'It's a lot of resource going to rescue two guys out fishing in the middle of a storm'
Rescue leaders whose volunteer teams were called out in Storm Aiden are urging people not to risk lives and to think twice before heading for the water.
Jim Williams, station officer of the remote Ross of Mull Coastguard Team and Oban RNLI Lifeboat Coxswain Ally Cerexhe, made the appeal after call outs in horrendous weather.
Oban lifeboat launched in gale force winds and driving rain on Saturday afternoon to help four anglers whose fishing boat had broken down in Loch Etive.
While the lifeboat was taking the men to safety, three coastguard teams and a helicopter were called to assist two visitors, who were stranded while fishing on an uninhabited island, off the Ross of Mull.
Mr Williams described conditions as horrendous when his volunteers, along with coastguard teams from Craignure and Tobermory, were called to the scene along with a Coastguard helicopter.
He said: "Three coastguard teams and a helicopter were called out at a time when Stornoway Coastguard were dealing with another four incidents, it's a lot of resources going in to two guys going out fishing
in the middle of a storm.
"I would say, do not put yourself at risk during a storm to go fishing and always check the tides before you do anything.”
Describing what happened, Mr Williams said: "The island is a substantial bit of rock, about 100ft square
which you can walk to at low tide.
"Two men, who were staying at a holiday cottage with their aunt, had gone fishing there and got stranded when the tide came in. There were 60 mph winds, it was horrendous and their aunt phoned 999."
The men, who had waterproofs on, had lit a fire on the island, which triggered off a flurry of other 999 calls when islanders saw the flames.
Mr Williams said: "We were called out - 16 of us in three coastguard teams - to see if we could assist . It was about an hour before high tide and we could only have got to them at low tide, and it was dark, so the helicopter went and picked them up and took them to Mull to their holiday cottage.
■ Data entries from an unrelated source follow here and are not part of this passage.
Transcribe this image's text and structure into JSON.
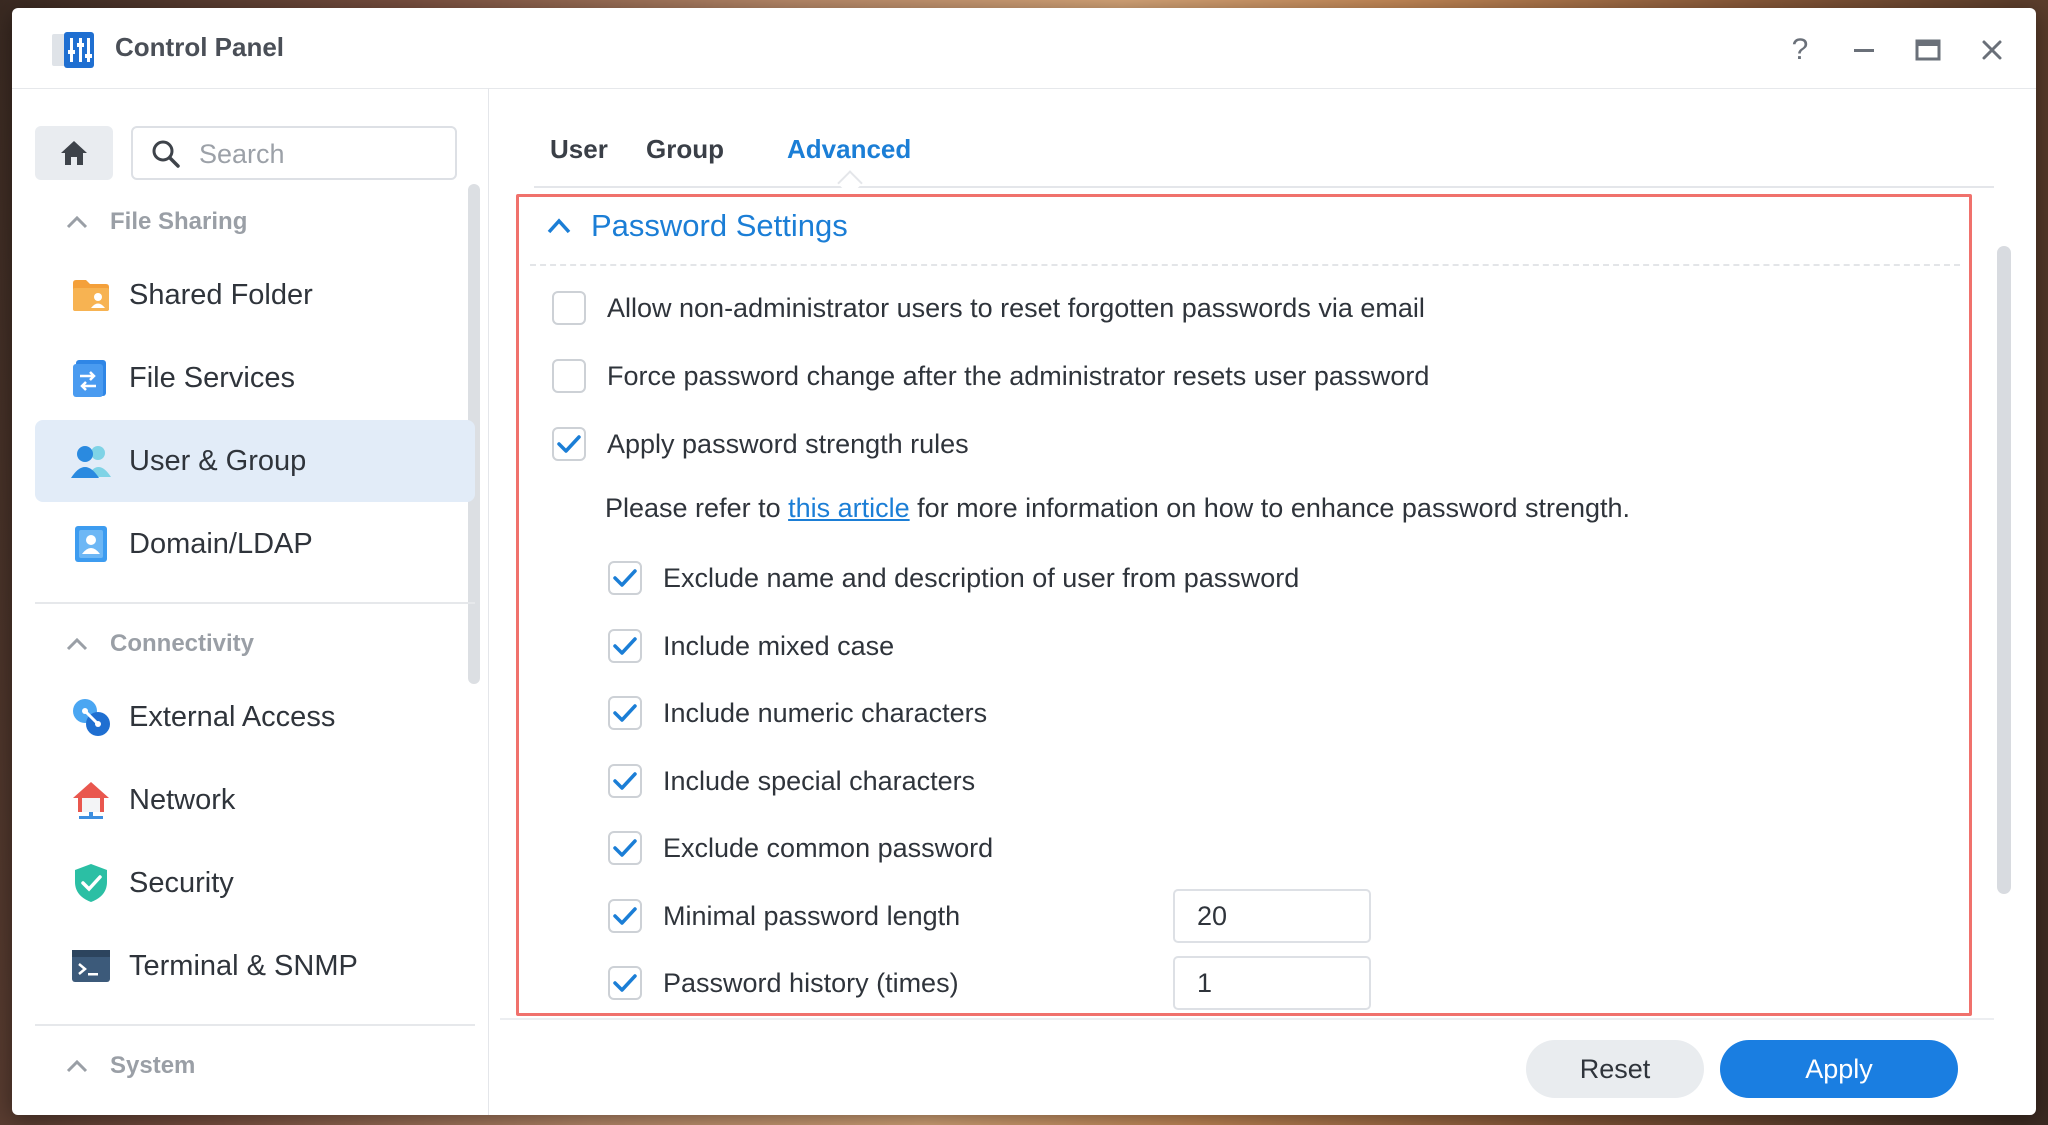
{
  "window": {
    "title": "Control Panel"
  },
  "sidebar": {
    "search_placeholder": "Search",
    "sections": [
      {
        "label": "File Sharing"
      },
      {
        "label": "Connectivity"
      },
      {
        "label": "System"
      }
    ],
    "items": [
      {
        "label": "Shared Folder",
        "icon": "folder-user-icon"
      },
      {
        "label": "File Services",
        "icon": "file-services-icon"
      },
      {
        "label": "User & Group",
        "icon": "users-icon",
        "active": true
      },
      {
        "label": "Domain/LDAP",
        "icon": "domain-icon"
      },
      {
        "label": "External Access",
        "icon": "external-access-icon"
      },
      {
        "label": "Network",
        "icon": "network-icon"
      },
      {
        "label": "Security",
        "icon": "shield-icon"
      },
      {
        "label": "Terminal & SNMP",
        "icon": "terminal-icon"
      }
    ]
  },
  "tabs": [
    {
      "label": "User"
    },
    {
      "label": "Group"
    },
    {
      "label": "Advanced",
      "active": true
    }
  ],
  "password_settings": {
    "title": "Password Settings",
    "options": [
      {
        "label": "Allow non-administrator users to reset forgotten passwords via email",
        "checked": false
      },
      {
        "label": "Force password change after the administrator resets user password",
        "checked": false
      },
      {
        "label": "Apply password strength rules",
        "checked": true
      }
    ],
    "note": {
      "prefix": "Please refer to ",
      "link": "this article",
      "suffix": " for more information on how to enhance password strength."
    },
    "rules": [
      {
        "label": "Exclude name and description of user from password",
        "checked": true
      },
      {
        "label": "Include mixed case",
        "checked": true
      },
      {
        "label": "Include numeric characters",
        "checked": true
      },
      {
        "label": "Include special characters",
        "checked": true
      },
      {
        "label": "Exclude common password",
        "checked": true
      },
      {
        "label": "Minimal password length",
        "checked": true,
        "value": "20"
      },
      {
        "label": "Password history (times)",
        "checked": true,
        "value": "1"
      }
    ]
  },
  "footer": {
    "reset_label": "Reset",
    "apply_label": "Apply"
  },
  "colors": {
    "accent": "#1b7ed6",
    "highlight_border": "#f0716c",
    "active_nav_bg": "#e2ecf8"
  }
}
They were OK."
Meanwhile Oban lifeboat crew were braving heavy seas and winds gusting 60mph to rescue four anglers and tow their boat, which had broken down west of Airds Point, in Loch Etive.
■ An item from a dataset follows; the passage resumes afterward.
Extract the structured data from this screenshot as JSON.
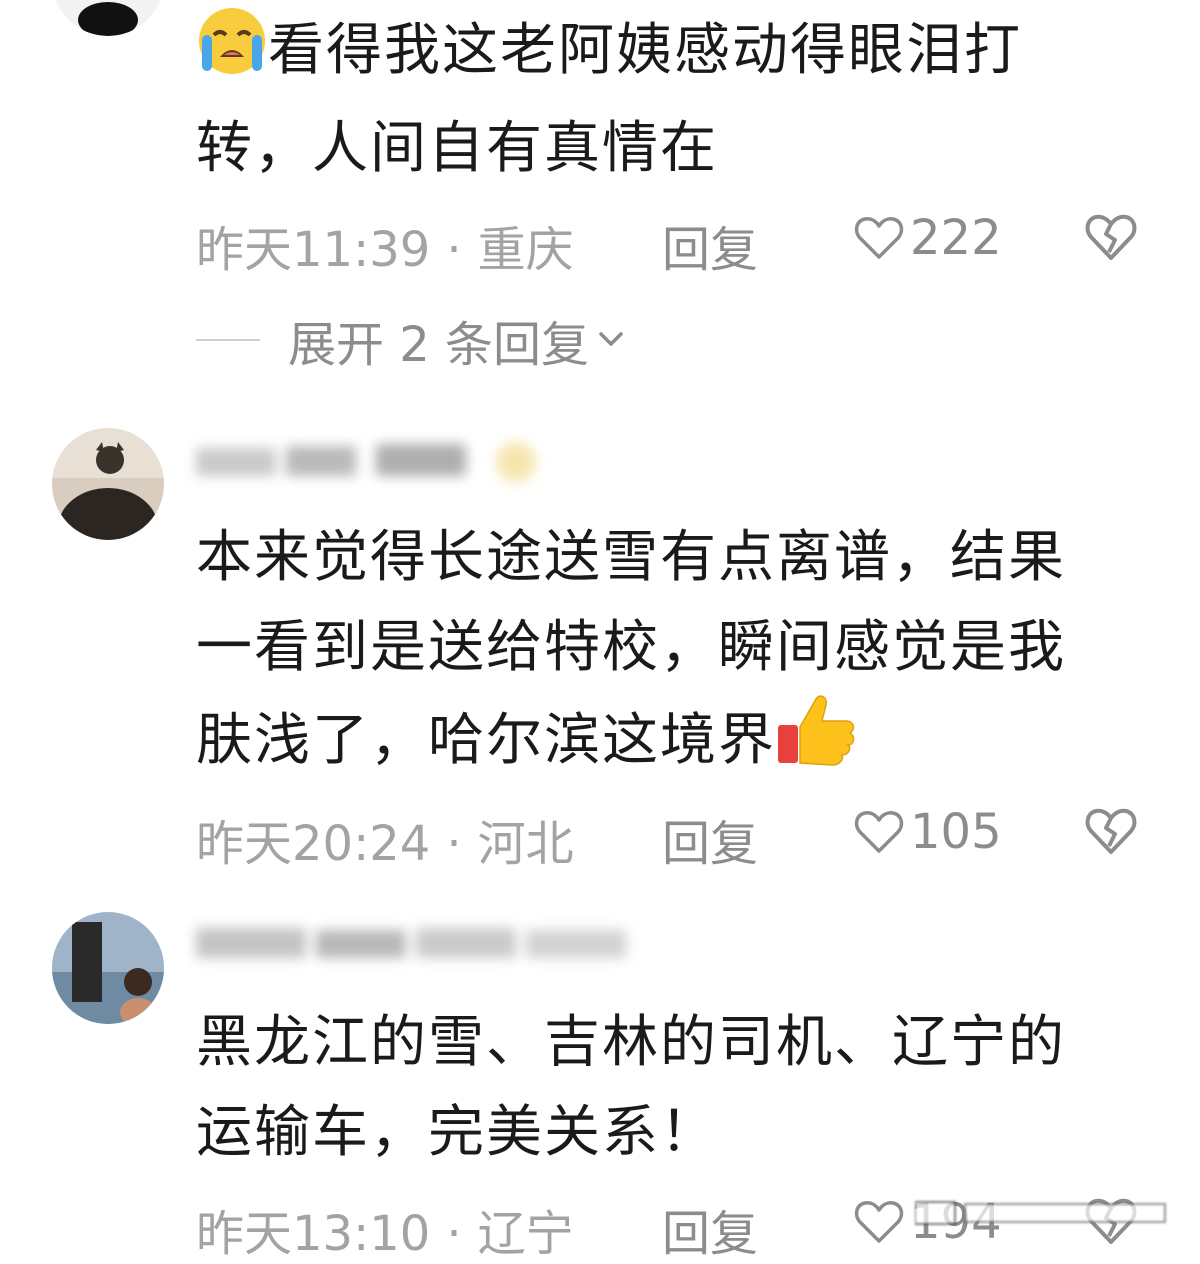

As the bad weather continued yesterday Oban lifeboat coxswain Ally Cerexhe said: "Please take extra care when visiting the coast and think twice about heading out on the water in these conditions.
"Although the lochs may appear to provide some shelter, the strong winds and high tides still pose the same risk. If you do see anyone in difficulty remember to call 999 and ask for the coastguard."
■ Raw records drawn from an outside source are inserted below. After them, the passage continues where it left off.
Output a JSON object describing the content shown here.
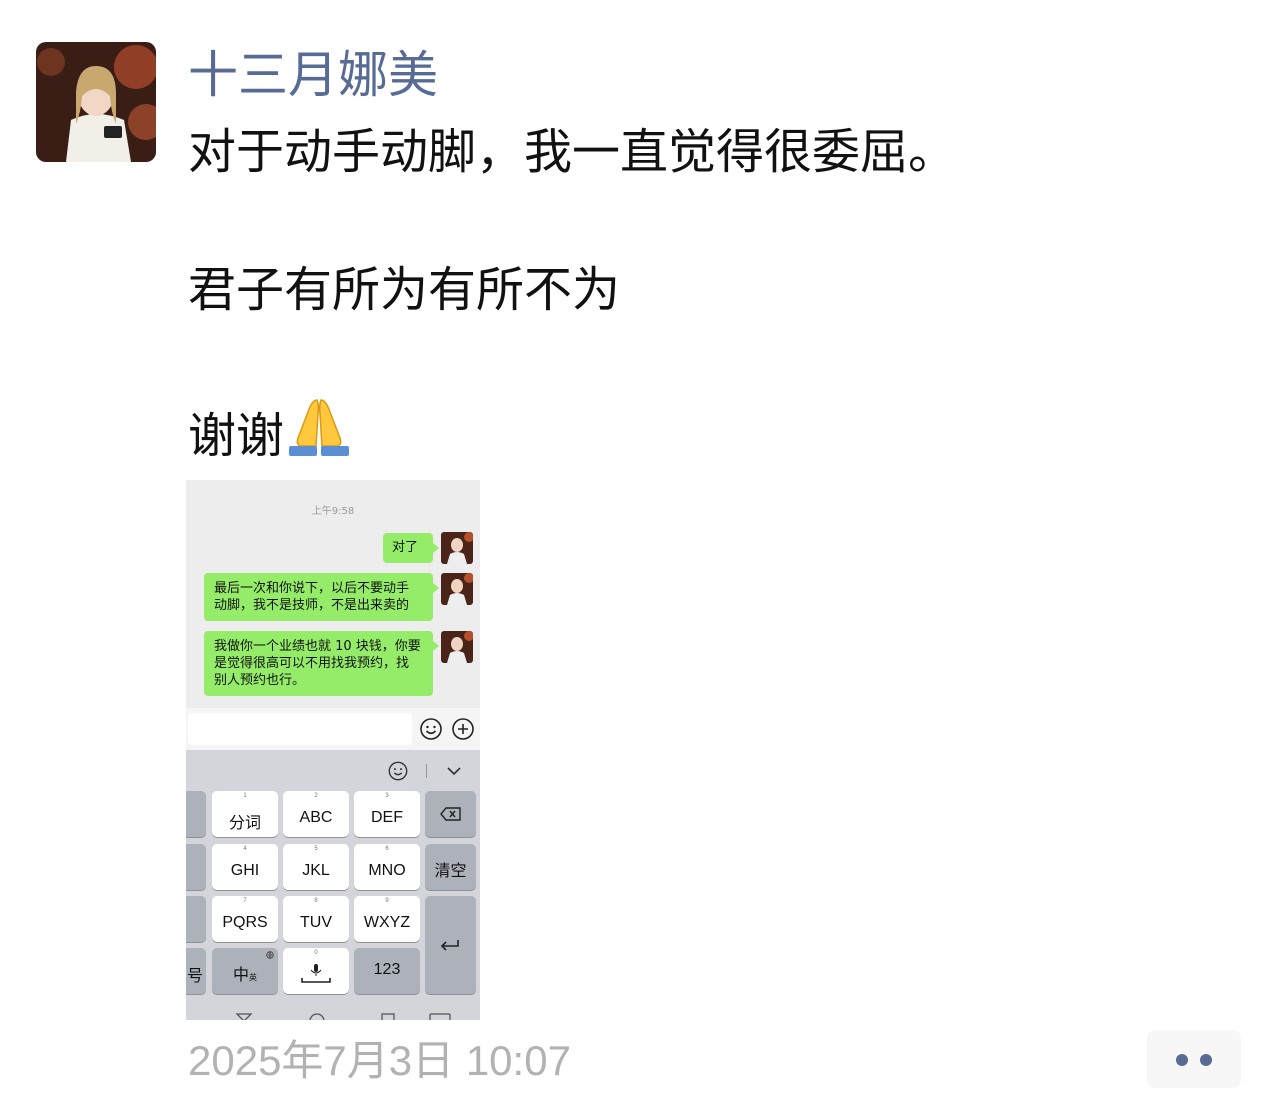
{
  "post": {
    "username": "十三月娜美",
    "line1": "对于动手动脚，我一直觉得很委屈。",
    "line2": "君子有所为有所不为",
    "line3": "谢谢",
    "emoji": "folded-hands",
    "timestamp": "2025年7月3日 10:07"
  },
  "screenshot": {
    "time": "上午9:58",
    "messages": [
      "对了",
      "最后一次和你说下，以后不要动手\n动脚，我不是技师，不是出来卖的",
      "我做你一个业绩也就 10 块钱，你要\n是觉得很高可以不用找我预约，找\n别人预约也行。"
    ],
    "keyboard": {
      "row1": [
        {
          "n": "1",
          "t": "分词"
        },
        {
          "n": "2",
          "t": "ABC"
        },
        {
          "n": "3",
          "t": "DEF"
        }
      ],
      "row2": [
        {
          "n": "4",
          "t": "GHI"
        },
        {
          "n": "5",
          "t": "JKL"
        },
        {
          "n": "6",
          "t": "MNO"
        }
      ],
      "row3": [
        {
          "n": "7",
          "t": "PQRS"
        },
        {
          "n": "8",
          "t": "TUV"
        },
        {
          "n": "9",
          "t": "WXYZ"
        }
      ],
      "clear": "清空",
      "left_partial": "号",
      "zh": "中",
      "zh_sub": "英",
      "space_num": "0",
      "num_key": "123"
    }
  },
  "colors": {
    "username": "#576b95",
    "bubble": "#95ec69",
    "timestamp": "#b2b2b2"
  }
}
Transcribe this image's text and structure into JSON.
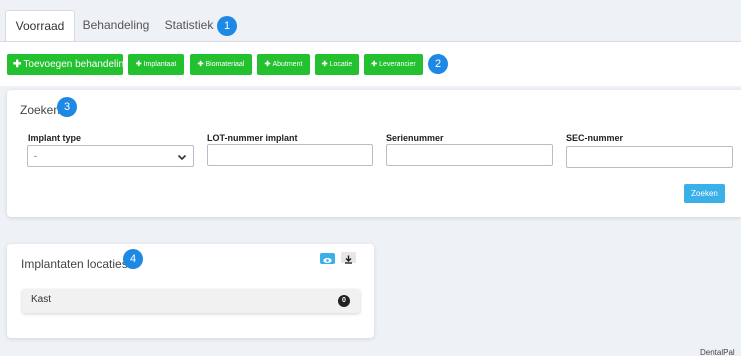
{
  "tabs": [
    {
      "label": "Voorraad",
      "active": true
    },
    {
      "label": "Behandeling",
      "active": false
    },
    {
      "label": "Statistiek",
      "active": false
    }
  ],
  "toolbar": {
    "main_button": "Toevoegen behandeling",
    "buttons": [
      "Implantaat",
      "Biomateriaal",
      "Abutment",
      "Locatie",
      "Leverancier"
    ]
  },
  "badges": [
    "1",
    "2",
    "3",
    "4"
  ],
  "search": {
    "title": "Zoeken",
    "fields": [
      {
        "label": "Implant type",
        "value": "-"
      },
      {
        "label": "LOT-nummer implant",
        "value": ""
      },
      {
        "label": "Serienummer",
        "value": ""
      },
      {
        "label": "SEC-nummer",
        "value": ""
      }
    ],
    "submit_label": "Zoeken"
  },
  "locations": {
    "title": "Implantaten locaties",
    "items": [
      {
        "label": "Kast",
        "count": "0"
      }
    ]
  },
  "footer": "DentalPal",
  "colors": {
    "green": "#23c030",
    "blue_button": "#39b0e8",
    "badge_blue": "#1e88e5"
  },
  "icons": [
    "plus-icon",
    "eye-icon",
    "download-icon",
    "chevron-down-icon"
  ]
}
Stornoway Coastguard dealt with calls from all over the west coast on Saturday, with numerous reports of drifting vessels.
An emergency beacon sounded on a boat in Loch Bracadale, Skye, prompting the call out of Portree Lifeboat and an island coastguard team. However, the owner was traced and confirmed no-one was on board.
The police called the coastguard for assistance in closing Braighe causeway, Stornoway and coastguard teams were also called to close causeways at Eriskay and Stinky Bay, North Uist.
There were also reports of a drifitng vessel at Loch Duich, by Kyle of Lochalsh, with no-one on board yesterday when the landing craft,Tiffany of Melfort ,was still believed to be drifting in the Minch after breaking free from a mooring at Loch Pooltiel, Skye, on Saturday.
In Oban the waves were so high on Saturday night that St Columba's Cathedral put a message out to tell worshippers that it was too dangerous to venture there for mass.
Across the road from the cathedral part of the roof came off the Lancaster Hotel, while a tree crashed down onto the gable end of a house in another part of the tourist town. No-one was injured in the incidents.